▸ WHAT THE TASK REQUIRES:
Find every line of the records that has "Curves" and return it.

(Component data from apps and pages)
########################################
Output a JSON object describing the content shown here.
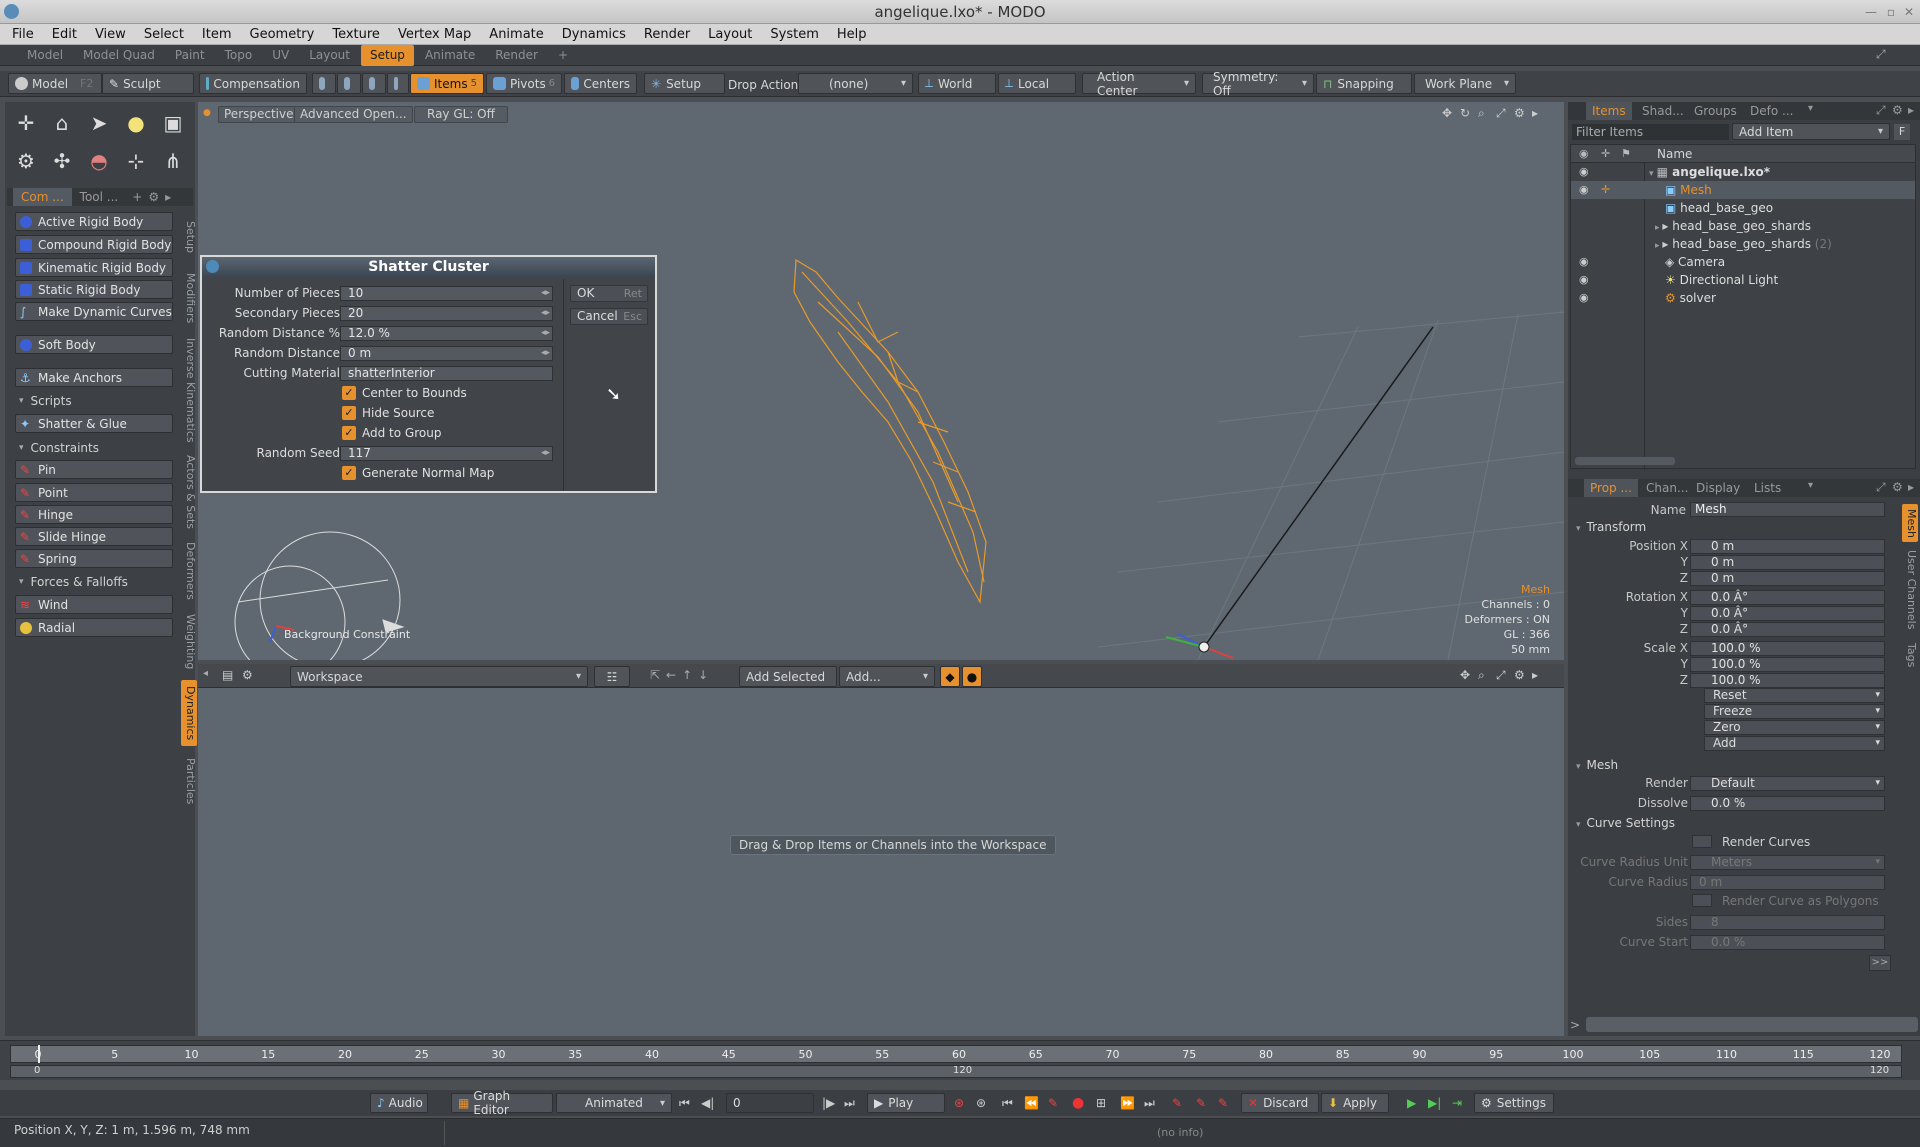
{
  "window": {
    "title": "angelique.lxo* - MODO"
  },
  "menu": [
    "File",
    "Edit",
    "View",
    "Select",
    "Item",
    "Geometry",
    "Texture",
    "Vertex Map",
    "Animate",
    "Dynamics",
    "Render",
    "Layout",
    "System",
    "Help"
  ],
  "layout_tabs": [
    "Model",
    "Model Quad",
    "Paint",
    "Topo",
    "UV",
    "Layout",
    "Setup",
    "Animate",
    "Render"
  ],
  "active_layout_tab": "Setup",
  "toolbar": {
    "model": "Model",
    "model_key": "F2",
    "sculpt": "Sculpt",
    "compensation": "Compensation",
    "items": "Items",
    "items_key": "5",
    "pivots": "Pivots",
    "pivots_key": "6",
    "centers": "Centers",
    "setup": "Setup",
    "drop_action_label": "Drop Action",
    "drop_action_value": "(none)",
    "world": "World",
    "local": "Local",
    "action_center": "Action Center",
    "symmetry": "Symmetry: Off",
    "snapping": "Snapping",
    "work_plane": "Work Plane"
  },
  "left_panel": {
    "tabs": [
      "Com ...",
      "Tool ..."
    ],
    "buttons": {
      "active_rigid_body": "Active Rigid Body",
      "compound_rigid_body": "Compound Rigid Body",
      "kinematic_rigid_body": "Kinematic Rigid Body",
      "static_rigid_body": "Static Rigid Body",
      "make_dynamic_curves": "Make Dynamic Curves",
      "soft_body": "Soft Body",
      "make_anchors": "Make Anchors",
      "shatter_glue": "Shatter & Glue",
      "pin": "Pin",
      "point": "Point",
      "hinge": "Hinge",
      "slide_hinge": "Slide Hinge",
      "spring": "Spring",
      "wind": "Wind",
      "radial": "Radial"
    },
    "headings": {
      "scripts": "Scripts",
      "constraints": "Constraints",
      "forces": "Forces & Falloffs"
    },
    "vtabs": [
      "Setup",
      "Modifiers",
      "Inverse Kinematics",
      "Actors & Sets",
      "Deformers",
      "Weighting",
      "Dynamics",
      "Particles"
    ]
  },
  "viewport": {
    "perspective": "Perspective",
    "advanced": "Advanced Open...",
    "raygl": "Ray GL: Off",
    "background_constraint": "Background Constraint",
    "info": {
      "item": "Mesh",
      "channels": "Channels : 0",
      "deformers": "Deformers : ON",
      "gl": "GL : 366",
      "scale": "50 mm"
    }
  },
  "dialog": {
    "title": "Shatter Cluster",
    "fields": {
      "pieces_label": "Number of Pieces",
      "pieces": "10",
      "secondary_label": "Secondary Pieces",
      "secondary": "20",
      "rdist_pct_label": "Random Distance %",
      "rdist_pct": "12.0 %",
      "rdist_label": "Random Distance",
      "rdist": "0 m",
      "material_label": "Cutting Material",
      "material": "shatterInterior",
      "seed_label": "Random Seed",
      "seed": "117"
    },
    "checks": {
      "center": "Center to Bounds",
      "hide": "Hide Source",
      "group": "Add to Group",
      "normal": "Generate Normal Map"
    },
    "ok": "OK",
    "ok_key": "Ret",
    "cancel": "Cancel",
    "cancel_key": "Esc"
  },
  "workspace": {
    "selector": "Workspace",
    "add_selected": "Add Selected",
    "add": "Add...",
    "hint": "Drag & Drop Items or Channels into the Workspace"
  },
  "items_panel": {
    "tabs": [
      "Items",
      "Shad...",
      "Groups",
      "Defo ..."
    ],
    "filter": "Filter Items",
    "add_item": "Add Item",
    "f_btn": "F",
    "col_name": "Name",
    "tree": {
      "root": "angelique.lxo*",
      "mesh": "Mesh",
      "head": "head_base_geo",
      "shards": "head_base_geo_shards",
      "shards2": "head_base_geo_shards",
      "shards2_count": "(2)",
      "camera": "Camera",
      "light": "Directional Light",
      "solver": "solver"
    }
  },
  "props": {
    "tabs": [
      "Prop ...",
      "Chan...",
      "Display",
      "Lists"
    ],
    "name_label": "Name",
    "name": "Mesh",
    "transform": "Transform",
    "position_label": "Position X",
    "rotation_label": "Rotation X",
    "scale_label": "Scale X",
    "y": "Y",
    "z": "Z",
    "pos": [
      "0 m",
      "0 m",
      "0 m"
    ],
    "rot": [
      "0.0 Â°",
      "0.0 Â°",
      "0.0 Â°"
    ],
    "scl": [
      "100.0 %",
      "100.0 %",
      "100.0 %"
    ],
    "reset": "Reset",
    "freeze": "Freeze",
    "zero": "Zero",
    "add": "Add",
    "mesh": "Mesh",
    "render_label": "Render",
    "render": "Default",
    "dissolve_label": "Dissolve",
    "dissolve": "0.0 %",
    "curve": "Curve Settings",
    "render_curves": "Render Curves",
    "curve_radius_unit_label": "Curve Radius Unit",
    "curve_radius_unit": "Meters",
    "curve_radius_label": "Curve Radius",
    "curve_radius": "0 m",
    "render_poly": "Render Curve as Polygons",
    "sides_label": "Sides",
    "sides": "8",
    "curve_start_label": "Curve Start",
    "curve_start": "0.0 %",
    "more": ">>",
    "vtabs": [
      "Mesh",
      "User Channels",
      "Tags"
    ],
    "cmd_prompt": ">"
  },
  "timeline": {
    "ticks": [
      "0",
      "5",
      "10",
      "15",
      "20",
      "25",
      "30",
      "35",
      "40",
      "45",
      "50",
      "55",
      "60",
      "65",
      "70",
      "75",
      "80",
      "85",
      "90",
      "95",
      "100",
      "105",
      "110",
      "115",
      "120"
    ],
    "sub_start": "0",
    "sub_mid": "120",
    "sub_end": "120"
  },
  "bottom": {
    "audio": "Audio",
    "graph": "Graph Editor",
    "animated": "Animated",
    "frame": "0",
    "play": "Play",
    "discard": "Discard",
    "apply": "Apply",
    "settings": "Settings"
  },
  "status": {
    "left": "Position X, Y, Z:  1 m, 1.596 m, 748 mm",
    "center": "(no info)"
  }
}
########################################
▸ WRITTEN REPLY:
      "make_dynamic_curves": "Make Dynamic Curves",
    "render_curves": "Render Curves",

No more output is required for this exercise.